Before DitP: Erin at Purgatory Chasm

The idea for Dancers in the Parks came from the mixing of two streams of photographic interest. The largest part of my photo business is taking portraits for local dance studios and dance companies, which started in 2003 when my oldest daughter began dance in kindergarten. I happened to be in the studio waiting room when I overheard the owner and office administrator talking about offering portrait sessions for the first time in celebration of their studio’s ten year anniversary. I was mainly doing wedding and senior portraits at that time, so I offered to give it a try, and my love for dance photography began. I now consider it one of my duties in life to rid the world of pastel muslin backgrounds one dance studio at a time.

The second stream is my love for helping people look with fresh eyes at the common places around them–those things that because of their familiarity and proximity become invisible. In 2006 I worked on a personal project called Day in the Life of Worcester, where I daily posted a photograph of what I found interesting in Worcester County. As a Worcester transplant, I attempted to show the natives that Worcester was a better place to live than they may have thought.

From these two streams came the idea to help people see the many green spaces in Worcester by adding an element of grace and beauty to scenes that are too often overlooked.
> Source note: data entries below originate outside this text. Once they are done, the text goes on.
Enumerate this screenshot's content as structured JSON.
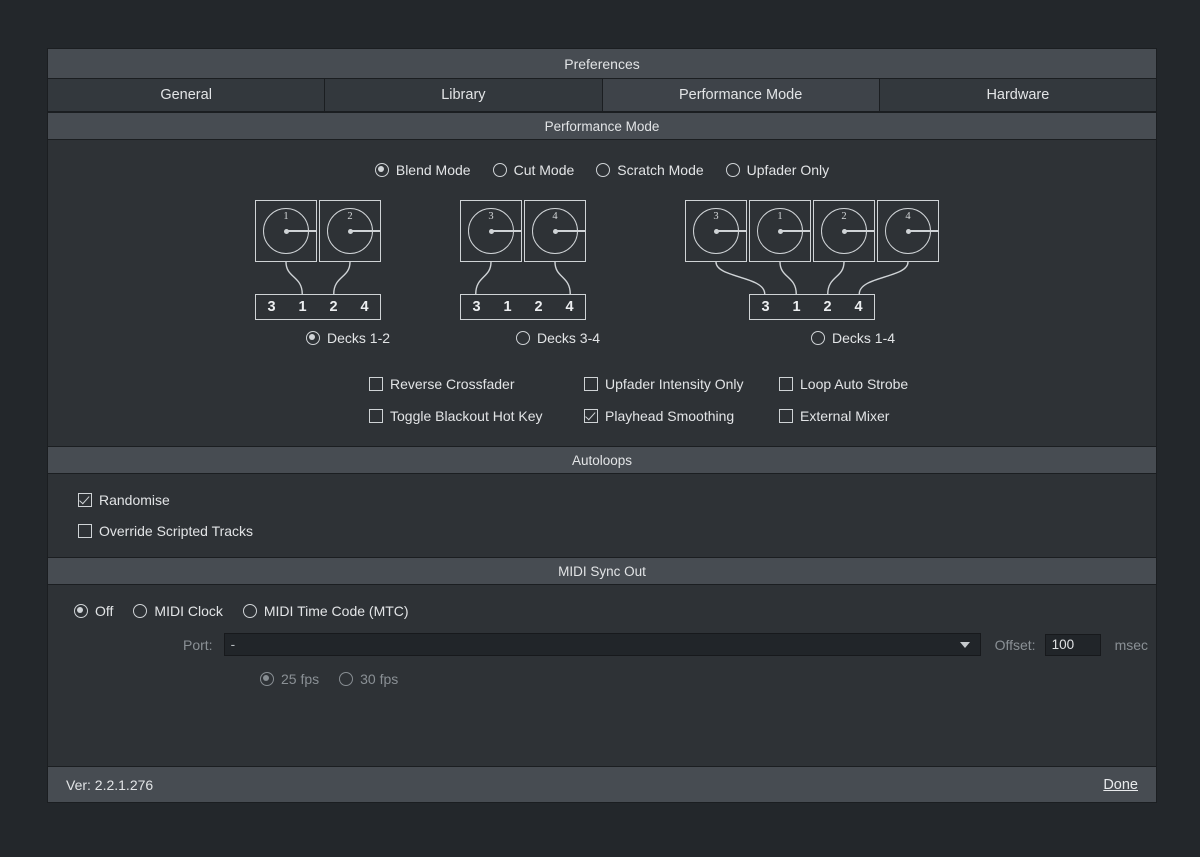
{
  "window": {
    "title": "Preferences"
  },
  "tabs": [
    {
      "label": "General",
      "active": false
    },
    {
      "label": "Library",
      "active": false
    },
    {
      "label": "Performance Mode",
      "active": true
    },
    {
      "label": "Hardware",
      "active": false
    }
  ],
  "performance_mode": {
    "section_title": "Performance Mode",
    "modes": [
      {
        "label": "Blend Mode",
        "selected": true
      },
      {
        "label": "Cut Mode",
        "selected": false
      },
      {
        "label": "Scratch Mode",
        "selected": false
      },
      {
        "label": "Upfader Only",
        "selected": false
      }
    ],
    "diagrams": [
      {
        "decks": [
          "1",
          "2"
        ],
        "mixer_channels": [
          "3",
          "1",
          "2",
          "4"
        ],
        "connect_to": [
          1,
          2
        ]
      },
      {
        "decks": [
          "3",
          "4"
        ],
        "mixer_channels": [
          "3",
          "1",
          "2",
          "4"
        ],
        "connect_to": [
          0,
          3
        ]
      },
      {
        "decks": [
          "3",
          "1",
          "2",
          "4"
        ],
        "mixer_channels": [
          "3",
          "1",
          "2",
          "4"
        ],
        "connect_to": [
          0,
          1,
          2,
          3
        ]
      }
    ],
    "deck_options": [
      {
        "label": "Decks 1-2",
        "selected": true
      },
      {
        "label": "Decks 3-4",
        "selected": false
      },
      {
        "label": "Decks 1-4",
        "selected": false
      }
    ],
    "checkboxes": [
      {
        "label": "Reverse Crossfader",
        "checked": false
      },
      {
        "label": "Upfader Intensity Only",
        "checked": false
      },
      {
        "label": "Loop Auto Strobe",
        "checked": false
      },
      {
        "label": "Toggle Blackout Hot Key",
        "checked": false
      },
      {
        "label": "Playhead Smoothing",
        "checked": true
      },
      {
        "label": "External Mixer",
        "checked": false
      }
    ]
  },
  "autoloops": {
    "section_title": "Autoloops",
    "checkboxes": [
      {
        "label": "Randomise",
        "checked": true
      },
      {
        "label": "Override Scripted Tracks",
        "checked": false
      }
    ]
  },
  "midi_sync_out": {
    "section_title": "MIDI Sync Out",
    "modes": [
      {
        "label": "Off",
        "selected": true
      },
      {
        "label": "MIDI Clock",
        "selected": false
      },
      {
        "label": "MIDI Time Code (MTC)",
        "selected": false
      }
    ],
    "port_label": "Port:",
    "port_value": "-",
    "offset_label": "Offset:",
    "offset_value": "100",
    "offset_unit": "msec",
    "fps_options": [
      {
        "label": "25 fps",
        "selected": true
      },
      {
        "label": "30 fps",
        "selected": false
      }
    ]
  },
  "footer": {
    "version": "Ver: 2.2.1.276",
    "done_label": "Done"
  }
}
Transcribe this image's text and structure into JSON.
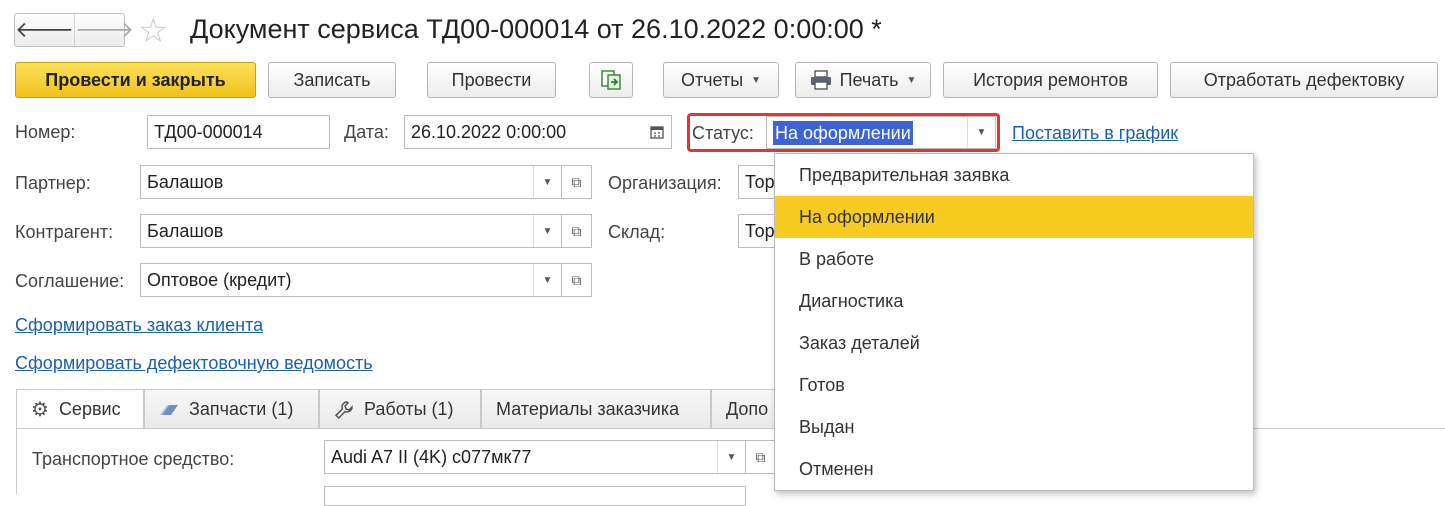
{
  "header": {
    "back_arrow": "🡐",
    "forward_arrow": "🡒",
    "star": "☆",
    "title": "Документ сервиса ТД00-000014 от 26.10.2022 0:00:00 *"
  },
  "toolbar": {
    "post_close": "Провести и закрыть",
    "save": "Записать",
    "post": "Провести",
    "reports": "Отчеты",
    "print": "Печать",
    "repair_history": "История ремонтов",
    "process_defects": "Отработать дефектовку"
  },
  "form": {
    "number_label": "Номер:",
    "number_value": "ТД00-000014",
    "date_label": "Дата:",
    "date_value": "26.10.2022  0:00:00",
    "status_label": "Статус:",
    "status_value": "На оформлении",
    "schedule_link": "Поставить в график",
    "partner_label": "Партнер:",
    "partner_value": "Балашов",
    "org_label": "Организация:",
    "org_value": "Тор",
    "contractor_label": "Контрагент:",
    "contractor_value": "Балашов",
    "warehouse_label": "Склад:",
    "warehouse_value": "Тор",
    "agreement_label": "Соглашение:",
    "agreement_value": "Оптовое (кредит)",
    "link_client_order": "Сформировать заказ клиента",
    "link_defect_sheet": "Сформировать дефектовочную ведомость"
  },
  "tabs": [
    {
      "label": "Сервис"
    },
    {
      "label": "Запчасти (1)"
    },
    {
      "label": "Работы (1)"
    },
    {
      "label": "Материалы заказчика"
    },
    {
      "label": "Допо"
    }
  ],
  "service": {
    "vehicle_label": "Транспортное средство:",
    "vehicle_value": "Audi A7 II (4K) с077мк77"
  },
  "status_dropdown": {
    "selected_index": 1,
    "options": [
      "Предварительная заявка",
      "На оформлении",
      "В работе",
      "Диагностика",
      "Заказ деталей",
      "Готов",
      "Выдан",
      "Отменен"
    ]
  },
  "colors": {
    "primary_button": "#f1c21b",
    "status_highlight_border": "#d93a33",
    "selected_option": "#f8cb22",
    "link": "#1a5fb4",
    "selection": "#3d63d6"
  }
}
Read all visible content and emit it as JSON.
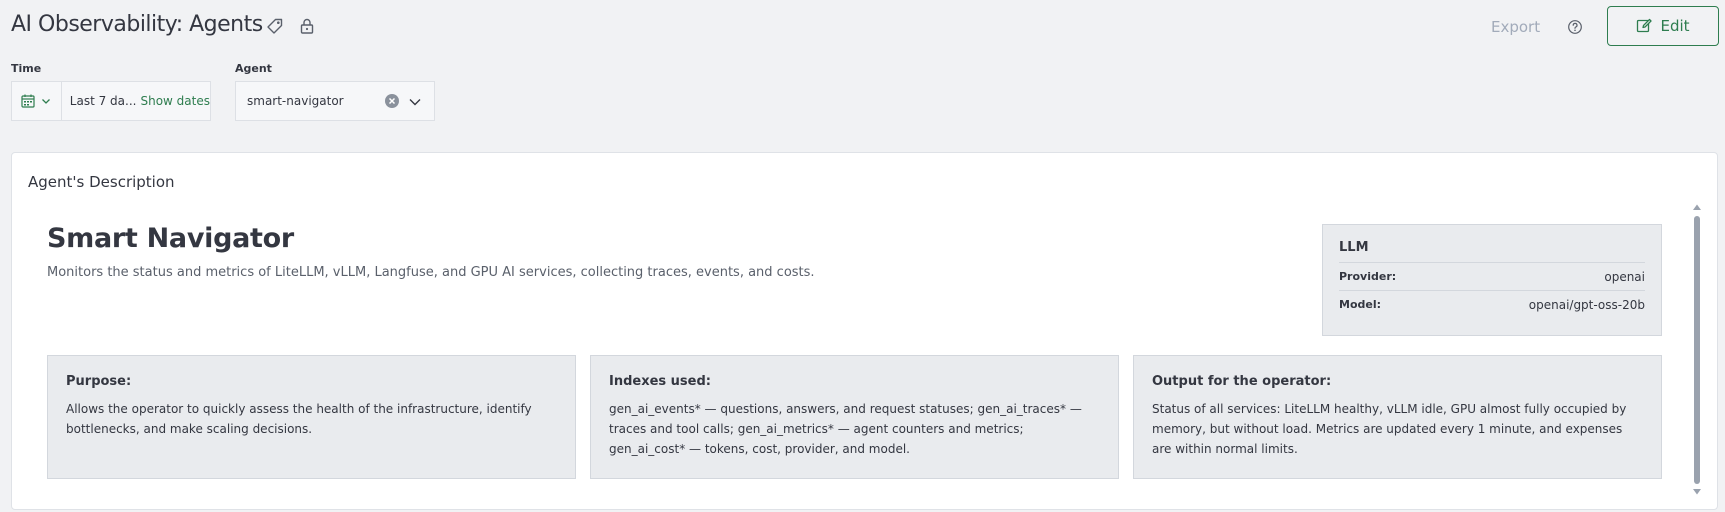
{
  "header": {
    "title": "AI Observability: Agents",
    "export_label": "Export",
    "edit_label": "Edit",
    "icons": [
      "tag-icon",
      "lock-icon",
      "help-icon",
      "pencil-icon"
    ]
  },
  "filters": {
    "time_label": "Time",
    "time_value": "Last 7 da...",
    "show_dates": "Show dates",
    "agent_label": "Agent",
    "agent_value": "smart-navigator"
  },
  "panel": {
    "title": "Agent's Description",
    "agent_name": "Smart Navigator",
    "agent_description": "Monitors the status and metrics of LiteLLM, vLLM, Langfuse, and GPU AI services, collecting traces, events, and costs.",
    "llm": {
      "title": "LLM",
      "provider_label": "Provider:",
      "provider_value": "openai",
      "model_label": "Model:",
      "model_value": "openai/gpt-oss-20b"
    },
    "cards": [
      {
        "title": "Purpose:",
        "text": "Allows the operator to quickly assess the health of the infrastructure, identify bottlenecks, and make scaling decisions."
      },
      {
        "title": "Indexes used:",
        "text": "gen_ai_events* — questions, answers, and request statuses; gen_ai_traces* — traces and tool calls; gen_ai_metrics* — agent counters and metrics; gen_ai_cost* — tokens, cost, provider, and model."
      },
      {
        "title": "Output for the operator:",
        "text": "Status of all services: LiteLLM healthy, vLLM idle, GPU almost fully occupied by memory, but without load. Metrics are updated every 1 minute, and expenses are within normal limits."
      }
    ]
  },
  "colors": {
    "accent": "#2e7d4f",
    "background": "#f1f2f4",
    "card": "#e9ebee",
    "muted_text": "#a2abba"
  }
}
I strongly believe in the importance of urban green spaces and environmental justice (see Why Urban Parks Matter), and this is my small attempt at shining light in a creative way.

I am grateful to Erin Stomski for her invaluable assistance on this project pushing it to the next level of professionalism, to the dancers who have come out of the woodwork (out of the internet, actually!) to volunteer their skills, and to Emily Stomski for her video work and extra eyes.

-Mike Nyman